It was in the deep of the night when I woke up suddenly. Our two daughters dressed in their night gowns stood silently at my bedside in the top room of the tower. You must understand that to do the trip from the lower floor to the upper part of the tower was quit an undertaking in the dark. Even though we had left the light on in the long, steep staircase it must have been scary for the children to come up all this way. “Mama, we can’t sleep any more”, said my older daughter calmly. “There is a bat flying around in our room making a lot of noise.” With that said my husband got up and went downstairs with the children. I fell back to sleep immediately. The next morning at the breakfast table there was much discussion about the bat, especially, how to get it out of the tower safely.

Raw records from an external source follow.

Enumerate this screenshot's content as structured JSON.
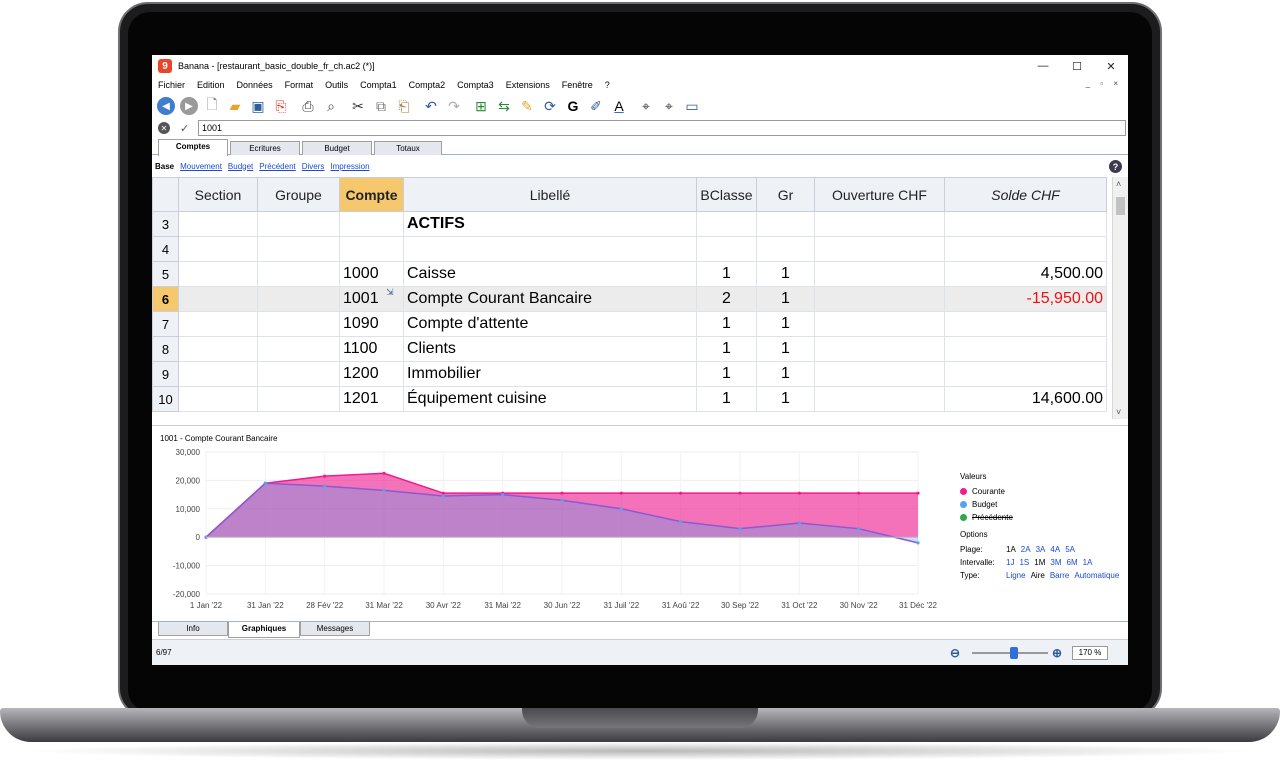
{
  "window": {
    "app_logo": "9",
    "title": "Banana - [restaurant_basic_double_fr_ch.ac2 (*)]",
    "minimize": "—",
    "maximize": "☐",
    "close": "✕"
  },
  "menu": [
    "Fichier",
    "Edition",
    "Données",
    "Format",
    "Outils",
    "Compta1",
    "Compta2",
    "Compta3",
    "Extensions",
    "Fenêtre",
    "?"
  ],
  "mdi_controls": "_ ▫ ×",
  "formula_bar": {
    "value": "1001",
    "cancel": "✕",
    "ok": "✓"
  },
  "table_tabs": [
    "Comptes",
    "Ecritures",
    "Budget",
    "Totaux"
  ],
  "views": {
    "current": "Base",
    "links": [
      "Mouvement",
      "Budget",
      "Précédent",
      "Divers",
      "Impression"
    ]
  },
  "help": "?",
  "grid": {
    "columns": [
      "Section",
      "Groupe",
      "Compte",
      "Libellé",
      "BClasse",
      "Gr",
      "Ouverture CHF",
      "Solde CHF"
    ],
    "rows": [
      {
        "num": "3",
        "section": "",
        "groupe": "",
        "compte": "",
        "libelle": "ACTIFS",
        "bclasse": "",
        "gr": "",
        "ouverture": "",
        "solde": ""
      },
      {
        "num": "4",
        "section": "",
        "groupe": "",
        "compte": "",
        "libelle": "",
        "bclasse": "",
        "gr": "",
        "ouverture": "",
        "solde": ""
      },
      {
        "num": "5",
        "section": "",
        "groupe": "",
        "compte": "1000",
        "libelle": "Caisse",
        "bclasse": "1",
        "gr": "1",
        "ouverture": "",
        "solde": "4,500.00"
      },
      {
        "num": "6",
        "section": "",
        "groupe": "",
        "compte": "1001",
        "libelle": "Compte Courant Bancaire",
        "bclasse": "2",
        "gr": "1",
        "ouverture": "",
        "solde": "-15,950.00"
      },
      {
        "num": "7",
        "section": "",
        "groupe": "",
        "compte": "1090",
        "libelle": "Compte d'attente",
        "bclasse": "1",
        "gr": "1",
        "ouverture": "",
        "solde": ""
      },
      {
        "num": "8",
        "section": "",
        "groupe": "",
        "compte": "1100",
        "libelle": "Clients",
        "bclasse": "1",
        "gr": "1",
        "ouverture": "",
        "solde": ""
      },
      {
        "num": "9",
        "section": "",
        "groupe": "",
        "compte": "1200",
        "libelle": "Immobilier",
        "bclasse": "1",
        "gr": "1",
        "ouverture": "",
        "solde": ""
      },
      {
        "num": "10",
        "section": "",
        "groupe": "",
        "compte": "1201",
        "libelle": "Équipement cuisine",
        "bclasse": "1",
        "gr": "1",
        "ouverture": "",
        "solde": "14,600.00"
      }
    ]
  },
  "chart_data": {
    "type": "area",
    "title": "1001 - Compte Courant Bancaire",
    "categories": [
      "1 Jan '22",
      "31 Jan '22",
      "28 Fév '22",
      "31 Mar '22",
      "30 Avr '22",
      "31 Mai '22",
      "30 Jun '22",
      "31 Juil '22",
      "31 Aoû '22",
      "30 Sep '22",
      "31 Oct '22",
      "30 Nov '22",
      "31 Déc '22"
    ],
    "y_ticks": [
      "30,000",
      "20,000",
      "10,000",
      "0",
      "-10,000",
      "-20,000"
    ],
    "ylim": [
      -20000,
      30000
    ],
    "series": [
      {
        "name": "Courante",
        "color": "#ee1c8e",
        "values": [
          0,
          19000,
          21500,
          22500,
          15500,
          15500,
          15500,
          15500,
          15500,
          15500,
          15500,
          15500,
          15500
        ]
      },
      {
        "name": "Budget",
        "color": "#5aa0ee",
        "values": [
          0,
          19000,
          18000,
          16500,
          14500,
          15000,
          13000,
          10000,
          5500,
          3000,
          5000,
          3000,
          -2000
        ]
      }
    ],
    "legend_placement": "right",
    "grid": true
  },
  "legend": {
    "heading": "Valeurs",
    "items": [
      {
        "label": "Courante",
        "color": "#ee1c8e",
        "struck": false
      },
      {
        "label": "Budget",
        "color": "#5aa0ee",
        "struck": false
      },
      {
        "label": "Précédente",
        "color": "#2ea84a",
        "struck": true
      }
    ],
    "options_heading": "Options",
    "plage_label": "Plage:",
    "plage_values": [
      "1A",
      "2A",
      "3A",
      "4A",
      "5A"
    ],
    "intervalle_label": "Intervalle:",
    "intervalle_values": [
      "1J",
      "1S",
      "1M",
      "3M",
      "6M",
      "1A"
    ],
    "type_label": "Type:",
    "type_values": [
      "Ligne",
      "Aire",
      "Barre",
      "Automatique"
    ]
  },
  "panel_tabs": [
    "Info",
    "Graphiques",
    "Messages"
  ],
  "status": {
    "position": "6/97",
    "zoom": "170 %"
  }
}
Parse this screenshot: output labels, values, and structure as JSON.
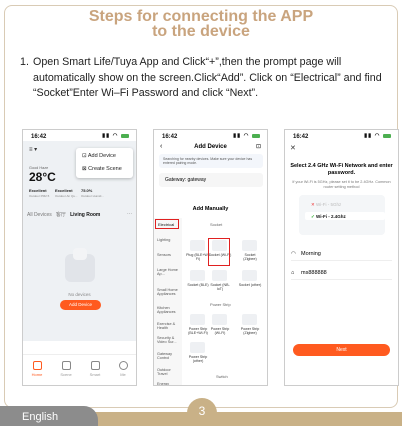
{
  "title_line1": "Steps for connecting the APP",
  "title_line2": "to the device",
  "step_number": "1.",
  "step_text": "Open Smart Life/Tuya App and Click“+”,then the prompt page will automatically show on the screen.Click“Add”. Click on “Electrical” and find “Socket”Enter Wi–Fi Password and click “Next”.",
  "language": "English",
  "page_number": "3",
  "phone1": {
    "time": "16:42",
    "status_icons": "▮▮ ◠ ",
    "temp": "28°C",
    "weather_label": "Good Haze",
    "temp_stats": [
      "Excellent",
      "Excellent",
      "75.0%"
    ],
    "temp_stats_sub": [
      "Outdoor PM2.5",
      "Outdoor Air Qu...",
      "Outdoor Humid..."
    ],
    "menu_add_device": "Add Device",
    "menu_create_scene": "Create Scene",
    "tab_all": "All Devices",
    "tab_2": "客厅",
    "tab_living": "Living Room",
    "tab_more": "···",
    "no_devices": "No devices",
    "add_device_btn": "Add Device",
    "nav": [
      "Home",
      "Scene",
      "Smart",
      "Me"
    ]
  },
  "phone2": {
    "time": "16:42",
    "header": "Add Device",
    "scan_text": "Searching for nearby devices. Make sure your device has entered pairing mode.",
    "gateway": "Gateway: gateway",
    "add_manually": "Add Manually",
    "electrical": "Electrical",
    "socket_head": "Socket",
    "categories": [
      "Lighting",
      "Sensors",
      "Large Home Ap...",
      "Small Home Appliances",
      "Kitchen Appliances",
      "Exercise & Health",
      "Security & Video Sur...",
      "Gateway Control",
      "Outdoor Travel",
      "Energy"
    ],
    "grid_labels": [
      "Plug (BLE+Wi-Fi)",
      "Socket (Wi-Fi)",
      "Socket (Zigbee)",
      "Socket (BLE)",
      "Socket (NB-IoT)",
      "Socket (other)",
      "Power Strip",
      "Power Strip (BLE+Wi-Fi)",
      "Power Strip (Wi-Fi)",
      "Power Strip (Zigbee)",
      "Power Strip (other)",
      "Switch"
    ]
  },
  "phone3": {
    "time": "16:42",
    "heading": "Select 2.4 GHz Wi-Fi Network and enter password.",
    "sub": "If your Wi-Fi is 5GHz, please set it to be 2.4GHz. Common router setting method",
    "wifi_5g": "Wi-Fi - 5Ghz",
    "wifi_24g": "Wi-Fi - 2.4Ghz",
    "ssid": "Morning",
    "password": "ms888888",
    "next": "Next"
  }
}
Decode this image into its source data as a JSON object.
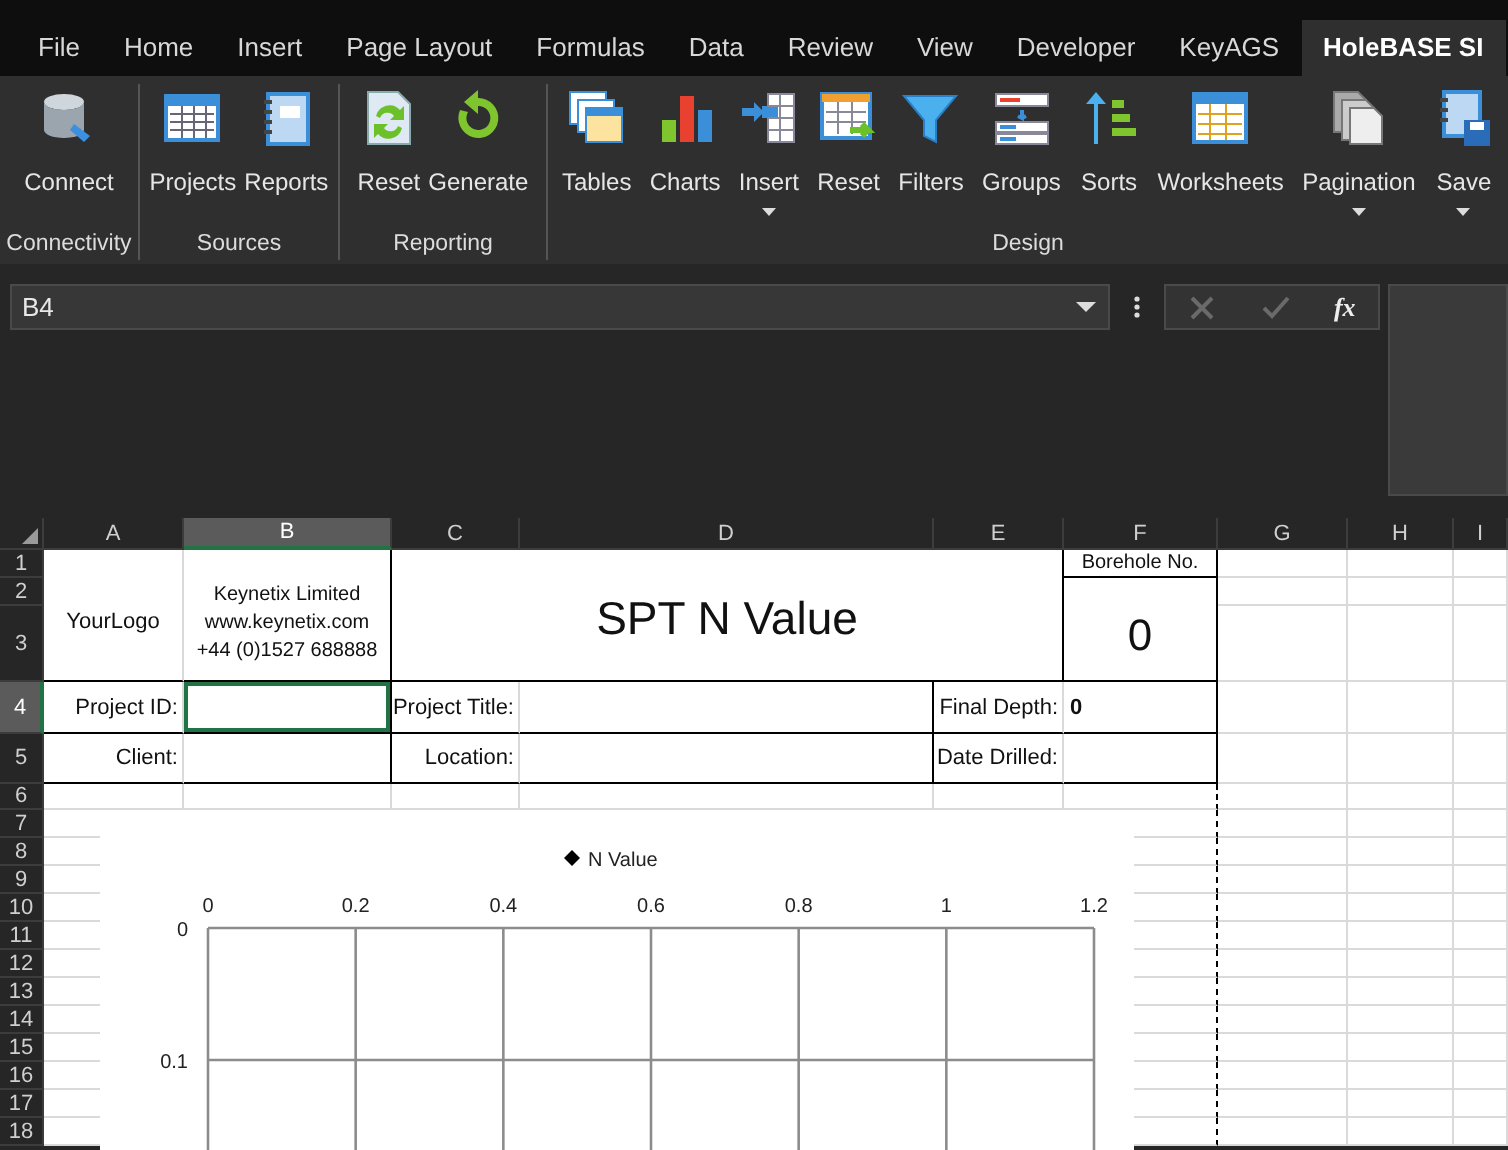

The next night, we all sat on the children’s king size bed with dimmed lights. We had just finished the bedtime story, when the bat woke up and started to fly around frantically near the ceiling of the room. Isabel Thalia, our younger daughter, sat up in her bed with a “this-is- better-than-any-good-night-time-story” look in her eyes.
With a double-long broomstick my husband tried to guide the bat to one of the open windows. But because of the very tall room the broomstick was not long enough to help the bat find its way out. Meanwhile, Isabel Thalia so mesmerized by the play but very tired, had fallen asleep while still sitting up. Nora, our older daughter, got very worried. How long could a bat survive without any food?
The next day we found a spoon net in the cellar of the tower. That came in very handy when my husband found the bat in the evening. It had flown up through the narrow staircase to the top room. There it clung against a side wall within easy reach. We caught it with the spoon net and let it free on the top of the tower. Long after we could hear her shrieking sound through the fog high above the medieval town.